A. Yes, if you qualified for the FFCRA credit but did not take it, you may amend your employment tax returns to take it.
Q. We already received our PPP loan forgiveness in full. In the third quarter of last year, our revenue dropped less than 25% compared to the prior year. Do we still qualify for a second loan?
A. In order to be eligible to receive a Second Draw PPP loan, the borrower needs to be able to document revenue declines of 25% or more in any calendar quarter of 2020 compared to the same quarter of 2019. The borrower may select the relevant quarter for comparison. The SBA has said that borrowers can satisfy this obligation by producing evidence of gross receipts as well as documentation showing an annual decline of at least 25 percent (since at least one quarter must have declined by 25 percent to have an annual decline of 25 percent). Also, remember that borrowers can exclude from their revenue figures the amount of PPP funds that were forgiven from their First Draw loan.
Q. Since PPP only covers 2½ months, can you get retention credit for wages for the remaining part of the year?
A. Remember that only those wages for which the borrower applies for PPP loan forgiveness need to be excluded.

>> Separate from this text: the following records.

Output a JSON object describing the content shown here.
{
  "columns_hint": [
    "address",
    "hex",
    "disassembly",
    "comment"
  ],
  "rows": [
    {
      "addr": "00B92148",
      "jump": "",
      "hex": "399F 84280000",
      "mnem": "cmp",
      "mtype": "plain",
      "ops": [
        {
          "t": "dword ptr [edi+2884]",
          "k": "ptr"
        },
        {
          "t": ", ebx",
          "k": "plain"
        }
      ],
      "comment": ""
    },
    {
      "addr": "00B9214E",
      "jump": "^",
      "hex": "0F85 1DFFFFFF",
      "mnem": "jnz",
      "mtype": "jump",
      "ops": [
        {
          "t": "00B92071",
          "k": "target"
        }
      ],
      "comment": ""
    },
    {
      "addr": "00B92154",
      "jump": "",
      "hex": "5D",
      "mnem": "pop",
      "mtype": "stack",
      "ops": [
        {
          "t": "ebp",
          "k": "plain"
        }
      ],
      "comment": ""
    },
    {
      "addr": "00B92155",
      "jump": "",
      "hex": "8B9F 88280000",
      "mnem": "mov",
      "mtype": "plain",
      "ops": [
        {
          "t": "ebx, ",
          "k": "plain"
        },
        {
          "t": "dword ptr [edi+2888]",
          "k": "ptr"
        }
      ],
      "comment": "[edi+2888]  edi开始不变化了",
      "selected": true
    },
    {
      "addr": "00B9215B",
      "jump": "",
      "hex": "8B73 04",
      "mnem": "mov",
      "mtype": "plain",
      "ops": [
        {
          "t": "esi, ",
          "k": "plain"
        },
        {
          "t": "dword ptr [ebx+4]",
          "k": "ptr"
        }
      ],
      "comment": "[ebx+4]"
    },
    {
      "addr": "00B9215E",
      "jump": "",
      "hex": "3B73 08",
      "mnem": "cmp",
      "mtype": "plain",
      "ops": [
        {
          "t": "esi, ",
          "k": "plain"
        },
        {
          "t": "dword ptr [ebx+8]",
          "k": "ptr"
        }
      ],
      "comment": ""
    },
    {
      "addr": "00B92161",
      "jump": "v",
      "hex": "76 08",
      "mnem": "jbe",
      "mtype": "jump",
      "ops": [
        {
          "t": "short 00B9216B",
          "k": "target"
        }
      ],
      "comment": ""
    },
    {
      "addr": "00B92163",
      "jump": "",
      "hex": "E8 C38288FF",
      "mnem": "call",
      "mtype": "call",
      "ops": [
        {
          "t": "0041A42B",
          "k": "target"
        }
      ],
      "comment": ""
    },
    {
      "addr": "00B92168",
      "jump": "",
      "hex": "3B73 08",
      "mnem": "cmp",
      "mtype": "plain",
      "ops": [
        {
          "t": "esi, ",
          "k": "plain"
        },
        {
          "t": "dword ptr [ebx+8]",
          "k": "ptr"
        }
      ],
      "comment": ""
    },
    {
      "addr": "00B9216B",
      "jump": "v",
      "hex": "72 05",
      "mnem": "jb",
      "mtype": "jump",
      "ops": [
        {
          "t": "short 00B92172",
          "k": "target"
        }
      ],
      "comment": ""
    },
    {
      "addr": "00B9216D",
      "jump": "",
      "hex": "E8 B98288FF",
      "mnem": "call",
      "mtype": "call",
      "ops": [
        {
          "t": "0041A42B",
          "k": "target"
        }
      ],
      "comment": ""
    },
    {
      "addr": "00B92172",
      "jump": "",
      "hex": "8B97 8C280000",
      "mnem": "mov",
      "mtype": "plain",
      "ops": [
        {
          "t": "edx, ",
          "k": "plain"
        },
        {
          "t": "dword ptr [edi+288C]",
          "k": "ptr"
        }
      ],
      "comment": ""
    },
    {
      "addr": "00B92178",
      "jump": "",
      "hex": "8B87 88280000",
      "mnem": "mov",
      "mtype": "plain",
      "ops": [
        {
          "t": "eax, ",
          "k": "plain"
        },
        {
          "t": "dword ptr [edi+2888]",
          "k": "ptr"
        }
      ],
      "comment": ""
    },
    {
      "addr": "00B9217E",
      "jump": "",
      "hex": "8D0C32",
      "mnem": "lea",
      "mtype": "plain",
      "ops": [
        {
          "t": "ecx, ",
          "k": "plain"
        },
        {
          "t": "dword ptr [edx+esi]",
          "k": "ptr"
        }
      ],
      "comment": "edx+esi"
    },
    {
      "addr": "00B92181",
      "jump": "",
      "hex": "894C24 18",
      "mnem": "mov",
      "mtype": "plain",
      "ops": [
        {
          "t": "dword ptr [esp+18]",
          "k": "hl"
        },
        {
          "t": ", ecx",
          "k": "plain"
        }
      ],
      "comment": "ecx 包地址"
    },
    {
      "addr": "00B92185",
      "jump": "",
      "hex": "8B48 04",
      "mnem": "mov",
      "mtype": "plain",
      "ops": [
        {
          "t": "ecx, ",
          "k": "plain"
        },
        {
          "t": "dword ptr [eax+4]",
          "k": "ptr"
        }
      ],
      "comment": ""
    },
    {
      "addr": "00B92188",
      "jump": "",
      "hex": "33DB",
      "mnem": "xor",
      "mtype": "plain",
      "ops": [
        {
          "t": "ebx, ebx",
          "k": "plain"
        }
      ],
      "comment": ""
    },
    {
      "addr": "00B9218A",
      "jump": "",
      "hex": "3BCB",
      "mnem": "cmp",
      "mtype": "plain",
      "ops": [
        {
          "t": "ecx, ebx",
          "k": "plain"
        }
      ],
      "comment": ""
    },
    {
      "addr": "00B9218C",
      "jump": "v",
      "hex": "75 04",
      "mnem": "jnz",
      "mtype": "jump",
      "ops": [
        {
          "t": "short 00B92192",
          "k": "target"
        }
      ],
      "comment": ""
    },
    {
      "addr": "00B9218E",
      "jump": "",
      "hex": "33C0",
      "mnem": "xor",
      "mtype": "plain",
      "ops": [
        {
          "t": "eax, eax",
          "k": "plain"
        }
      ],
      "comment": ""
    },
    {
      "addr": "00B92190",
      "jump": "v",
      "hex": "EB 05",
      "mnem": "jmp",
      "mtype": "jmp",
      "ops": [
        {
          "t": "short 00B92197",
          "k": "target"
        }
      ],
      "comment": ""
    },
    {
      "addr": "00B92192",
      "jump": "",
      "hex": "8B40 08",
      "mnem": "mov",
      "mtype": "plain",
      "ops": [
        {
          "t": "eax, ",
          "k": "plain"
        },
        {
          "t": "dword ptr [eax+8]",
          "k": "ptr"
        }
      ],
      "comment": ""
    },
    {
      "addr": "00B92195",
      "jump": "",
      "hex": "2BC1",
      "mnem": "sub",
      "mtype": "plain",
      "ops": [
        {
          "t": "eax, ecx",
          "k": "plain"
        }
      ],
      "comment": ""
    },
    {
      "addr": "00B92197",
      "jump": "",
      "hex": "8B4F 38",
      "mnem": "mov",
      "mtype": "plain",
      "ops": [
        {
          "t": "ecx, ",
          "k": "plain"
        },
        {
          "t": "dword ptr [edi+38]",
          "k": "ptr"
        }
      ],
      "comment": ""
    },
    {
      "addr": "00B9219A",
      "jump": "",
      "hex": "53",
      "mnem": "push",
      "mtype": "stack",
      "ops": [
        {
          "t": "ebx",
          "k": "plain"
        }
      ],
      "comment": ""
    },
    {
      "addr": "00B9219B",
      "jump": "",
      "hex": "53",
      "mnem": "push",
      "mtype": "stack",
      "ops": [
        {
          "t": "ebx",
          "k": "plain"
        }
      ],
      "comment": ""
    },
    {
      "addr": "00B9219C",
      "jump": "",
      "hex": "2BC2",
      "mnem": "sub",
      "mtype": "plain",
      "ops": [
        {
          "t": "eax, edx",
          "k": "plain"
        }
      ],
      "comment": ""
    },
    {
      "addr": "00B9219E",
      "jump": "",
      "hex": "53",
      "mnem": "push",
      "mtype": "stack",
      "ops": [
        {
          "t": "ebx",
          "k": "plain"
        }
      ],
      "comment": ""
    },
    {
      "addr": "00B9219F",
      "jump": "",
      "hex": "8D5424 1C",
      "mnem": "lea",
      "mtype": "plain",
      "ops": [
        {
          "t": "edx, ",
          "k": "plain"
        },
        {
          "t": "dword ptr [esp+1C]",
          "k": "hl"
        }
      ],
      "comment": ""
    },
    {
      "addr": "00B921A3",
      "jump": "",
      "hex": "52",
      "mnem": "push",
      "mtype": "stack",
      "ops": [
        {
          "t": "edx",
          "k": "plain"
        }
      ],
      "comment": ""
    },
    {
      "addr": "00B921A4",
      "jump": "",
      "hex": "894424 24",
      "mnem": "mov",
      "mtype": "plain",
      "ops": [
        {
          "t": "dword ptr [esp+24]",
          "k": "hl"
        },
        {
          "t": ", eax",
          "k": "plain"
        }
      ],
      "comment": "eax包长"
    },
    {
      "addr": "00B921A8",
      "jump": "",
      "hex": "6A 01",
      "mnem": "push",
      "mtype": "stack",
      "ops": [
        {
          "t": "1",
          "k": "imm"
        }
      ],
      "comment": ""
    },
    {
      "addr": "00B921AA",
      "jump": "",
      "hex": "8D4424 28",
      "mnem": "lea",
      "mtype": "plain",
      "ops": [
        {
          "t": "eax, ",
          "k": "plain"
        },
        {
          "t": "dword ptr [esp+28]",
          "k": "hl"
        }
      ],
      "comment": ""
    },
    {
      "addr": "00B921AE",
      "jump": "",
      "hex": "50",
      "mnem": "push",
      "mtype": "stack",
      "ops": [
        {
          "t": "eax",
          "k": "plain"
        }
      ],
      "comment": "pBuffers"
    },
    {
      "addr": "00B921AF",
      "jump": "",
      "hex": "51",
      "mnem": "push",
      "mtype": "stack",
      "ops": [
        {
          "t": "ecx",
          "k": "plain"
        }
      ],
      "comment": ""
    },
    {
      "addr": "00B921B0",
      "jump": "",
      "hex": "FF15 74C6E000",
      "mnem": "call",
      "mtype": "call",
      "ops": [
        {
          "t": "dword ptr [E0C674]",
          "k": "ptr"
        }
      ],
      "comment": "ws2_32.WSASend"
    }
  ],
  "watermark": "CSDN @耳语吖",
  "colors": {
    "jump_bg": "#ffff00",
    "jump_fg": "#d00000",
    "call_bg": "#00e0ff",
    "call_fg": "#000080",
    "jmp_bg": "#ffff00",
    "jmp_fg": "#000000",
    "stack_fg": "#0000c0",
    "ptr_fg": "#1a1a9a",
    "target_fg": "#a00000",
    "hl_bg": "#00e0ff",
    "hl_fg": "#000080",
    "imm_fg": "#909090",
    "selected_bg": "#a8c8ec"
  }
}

So, if you submit only eight weeks' worth of wages for forgiveness, you can seek to apply wages from outside this eight-week window for the ERTC, assuming you meet the other requirements for the ERTC.
Q. With respect to the PPP, what are the repercussions if an employer terminates an employee for cause or lay off due to eliminating a position?
A. A borrower may exclude FTE employee reductions for (1) any positions for which the borrower made a good-faith, written offer to rehire an individual who was an employee as of February 15, 2020, and the borrower was unable to hire similarly qualified employees for unfilled positions on or before (a) December 31, 2020, for a PPP loan made before December 27, 2020, or (b) the last day of the Covered Period, for a PPP loan made after December 27, 2020; (2) any positions for which the borrower made a good-faith, written offer to restore any reduction in hours, at the same salary or wages, during the Covered Period and the employee rejected the offer, and (3) any employees who during the Covered Period (a) were fired for cause, (b) voluntarily resigned, or (c) voluntarily requested and received a reduction of hours. Employment level reductions in these cases do not reduce the borrower's loan forgiveness.
ADP's compliance experts are dedicated to helping employers and HR leaders understand this complex legislative information as it develops.
To read more frequently-asked questions and learn more about the FFCRA, CAA, ARPA, PPP and how to apply them to your business, access our on-demand webinar, Special Edition: COVID-19 Legislative Updates – American Rescue Plan Act.